However, it’s too easy, and perhaps disingenuous, to suggest that the conclusion Kendrick has reached is “fame is bad.” A more useful statement would be “fame is a weapon.” It’s a bat that can bludgeon the not-so-famous; it’s a knife that can slice at people’s careers; it’s a gun that can end lives. And instead of using the weapon against his fans or turning the weapon on himself, Kendrick instead points the weapon at power—his lambasting of racial inequality within the US criminal court system with his 2016 Grammy Awards live performance provides but one example.
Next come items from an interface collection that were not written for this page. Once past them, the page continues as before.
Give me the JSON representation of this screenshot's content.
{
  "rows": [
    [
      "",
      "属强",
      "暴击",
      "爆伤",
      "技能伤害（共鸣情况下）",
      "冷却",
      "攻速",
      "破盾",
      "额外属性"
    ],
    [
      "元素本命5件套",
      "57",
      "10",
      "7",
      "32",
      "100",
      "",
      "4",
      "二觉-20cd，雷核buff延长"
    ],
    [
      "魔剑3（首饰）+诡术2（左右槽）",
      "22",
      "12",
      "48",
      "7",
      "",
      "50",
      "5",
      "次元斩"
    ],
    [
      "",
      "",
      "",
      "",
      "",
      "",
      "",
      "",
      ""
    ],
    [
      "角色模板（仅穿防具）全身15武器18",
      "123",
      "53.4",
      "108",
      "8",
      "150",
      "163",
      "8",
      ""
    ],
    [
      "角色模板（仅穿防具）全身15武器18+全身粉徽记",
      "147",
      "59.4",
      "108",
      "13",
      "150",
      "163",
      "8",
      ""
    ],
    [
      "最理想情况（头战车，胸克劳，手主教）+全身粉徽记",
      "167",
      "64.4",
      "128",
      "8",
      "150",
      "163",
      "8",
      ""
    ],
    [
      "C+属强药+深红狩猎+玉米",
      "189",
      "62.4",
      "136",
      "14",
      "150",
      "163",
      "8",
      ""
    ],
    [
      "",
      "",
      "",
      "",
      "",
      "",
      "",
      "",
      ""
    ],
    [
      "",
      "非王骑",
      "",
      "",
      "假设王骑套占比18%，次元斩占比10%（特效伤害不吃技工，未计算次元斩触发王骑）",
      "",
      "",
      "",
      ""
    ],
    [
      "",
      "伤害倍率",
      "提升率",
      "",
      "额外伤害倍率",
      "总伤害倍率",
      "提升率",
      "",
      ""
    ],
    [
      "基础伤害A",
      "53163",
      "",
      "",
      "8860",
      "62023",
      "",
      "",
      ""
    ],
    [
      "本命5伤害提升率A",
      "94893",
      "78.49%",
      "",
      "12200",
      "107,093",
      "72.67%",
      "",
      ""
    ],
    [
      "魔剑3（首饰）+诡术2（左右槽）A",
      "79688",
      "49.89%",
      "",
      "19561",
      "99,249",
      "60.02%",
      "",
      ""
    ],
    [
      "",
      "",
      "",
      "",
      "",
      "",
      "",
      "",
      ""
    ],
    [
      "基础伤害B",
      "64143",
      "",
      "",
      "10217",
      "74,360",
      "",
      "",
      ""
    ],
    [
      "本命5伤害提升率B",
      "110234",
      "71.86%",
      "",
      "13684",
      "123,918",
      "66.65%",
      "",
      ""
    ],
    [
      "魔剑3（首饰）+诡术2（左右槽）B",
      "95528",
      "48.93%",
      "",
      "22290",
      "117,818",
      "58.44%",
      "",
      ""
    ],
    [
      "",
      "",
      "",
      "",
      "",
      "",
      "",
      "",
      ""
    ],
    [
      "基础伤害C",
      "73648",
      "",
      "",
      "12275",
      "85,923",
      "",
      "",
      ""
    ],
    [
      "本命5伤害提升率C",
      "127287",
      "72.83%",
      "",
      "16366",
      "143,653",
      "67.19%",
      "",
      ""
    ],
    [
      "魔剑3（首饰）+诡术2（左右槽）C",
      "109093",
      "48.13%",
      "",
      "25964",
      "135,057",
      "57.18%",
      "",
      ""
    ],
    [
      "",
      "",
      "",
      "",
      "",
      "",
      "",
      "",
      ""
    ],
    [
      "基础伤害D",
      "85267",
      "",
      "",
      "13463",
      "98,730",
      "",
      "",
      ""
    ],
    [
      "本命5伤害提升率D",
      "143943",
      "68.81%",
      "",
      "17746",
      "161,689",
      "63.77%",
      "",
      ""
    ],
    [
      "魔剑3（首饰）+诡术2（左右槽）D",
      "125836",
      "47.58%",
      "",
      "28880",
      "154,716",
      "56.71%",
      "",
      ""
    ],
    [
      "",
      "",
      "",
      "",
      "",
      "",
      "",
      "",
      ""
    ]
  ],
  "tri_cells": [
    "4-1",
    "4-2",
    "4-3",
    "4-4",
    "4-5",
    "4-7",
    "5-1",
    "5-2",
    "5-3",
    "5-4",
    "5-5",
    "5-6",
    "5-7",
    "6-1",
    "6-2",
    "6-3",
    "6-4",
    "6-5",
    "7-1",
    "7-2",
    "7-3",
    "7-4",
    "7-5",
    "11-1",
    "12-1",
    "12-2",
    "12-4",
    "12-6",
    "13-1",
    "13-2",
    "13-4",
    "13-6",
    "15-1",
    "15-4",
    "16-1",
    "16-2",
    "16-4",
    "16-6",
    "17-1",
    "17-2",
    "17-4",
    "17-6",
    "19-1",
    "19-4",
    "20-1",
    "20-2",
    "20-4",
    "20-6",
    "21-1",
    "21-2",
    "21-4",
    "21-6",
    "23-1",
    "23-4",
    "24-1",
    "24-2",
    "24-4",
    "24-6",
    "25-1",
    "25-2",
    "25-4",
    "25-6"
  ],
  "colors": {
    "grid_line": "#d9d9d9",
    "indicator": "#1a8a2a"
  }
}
Which brings us to the true literary genius of Kendrick Lamar, or perhaps the source of it—his ability to use music as a cathartic tool. Drake has a similar ingenuity to his work, although it is far messier and far more singular. It’s one thing to use art as a catharsis for oneself—as I mentioned earlier, Drake uses his music to air out his feelings, a literary endeavor that can be traced back centuries, as far back as Montaigne’s Essays, published in 1580—but it is another thing entirely to create art that allows catharsis for both performer and audience. This is why Kendrick is, fundamentally, a Blues artist. He raps rather than plucking at a guitar and crooning misgivings and grievances, but the effect is the same. Kendrick’s work is both personal and projected, while Drake’s work is walled off, like that of an emperor ostensibly of the people, yet separate from them. Drake’s work is deceptively cerebral, despite being openly and publicly emotional and self-involved—Drake might only think of himself, but he does think. Kendrick, meanwhile, thinks of himself and of the greater populace. This is the logical effect caused by an expanding consciousness.
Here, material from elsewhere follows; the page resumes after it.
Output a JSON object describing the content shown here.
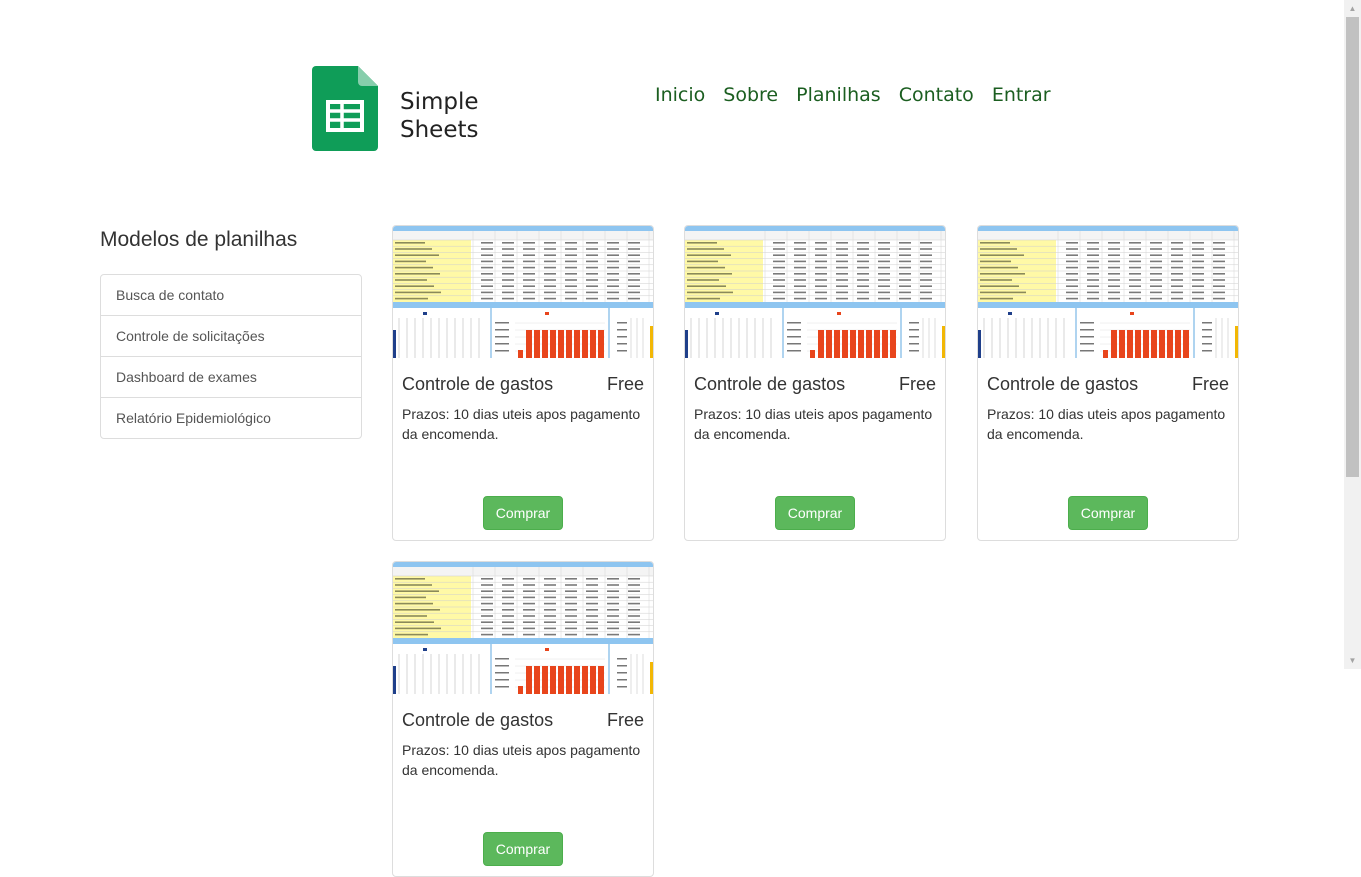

Yet despite his burgeoning consciousness, with his consideration of and concern for people other than himself, the limited, nearly non-existent presence of women in Kendrick’s music is a curious point. I encourage you to seek out the words of black women in this regard, and in general, for deeper and more vital analysis. Can Kendrick speak on Blackness while maintaining that void in his work, the absence of black women? It depends on whether you believe his work speaks to Blackness—or if it speaks to one man’s reconciliation with blackness. Of course, there’s no real distinction between the two, although they are often and curiously parsed and treated as separate points, as if Blackness, in any macro sense of the word, can be engaged without consideration of one’s individual blackness. Yes, Kendrick can speak on Blackness while maintaining this absence—but at his own peril, and in service to only a portion of the Black population, ultimately in service to no one, not even to himself.
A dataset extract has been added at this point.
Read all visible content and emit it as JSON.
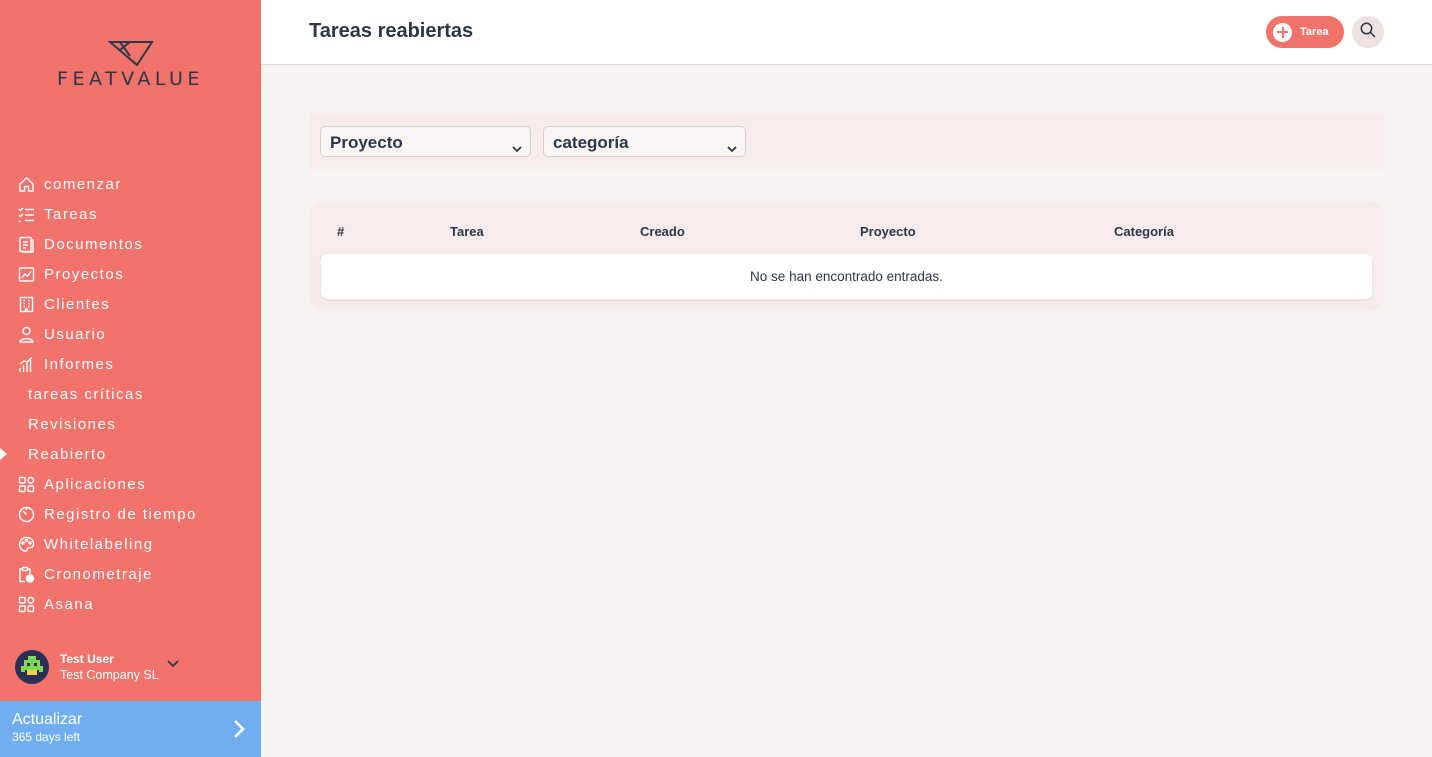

Kendrick’s career, thus far, reveals the necessity to expand consciousness, if only to see where one is standing. As far as Blackness is concerned, Kendrick’s growing militancy is the result of growing consciousness. Militancy is a natural reaction to a world that is out to kill you. Black life in America is far more instinctual than we often let on; what defines our daily lives as black people is often impenetrable to language. Kendrick, much like Bob Marley, Aretha Franklin, John Coltrane, and Alice Coltrane before him, has found a way to give sound to our secret fears of annihilation and dread in the face of never-ending hatred toward our skin color, as well as to our secret fantasies of a world stripped of whiteness, an afrofuture carved from crags as old as this nation fused with a Afrocentric present. Kendrick, somehow, speaks to us in a language only we can hear, even when others listen, making us intimate with and a part of his music. Kendrick reveals us to us, the hallmark of artistic excellence and genius.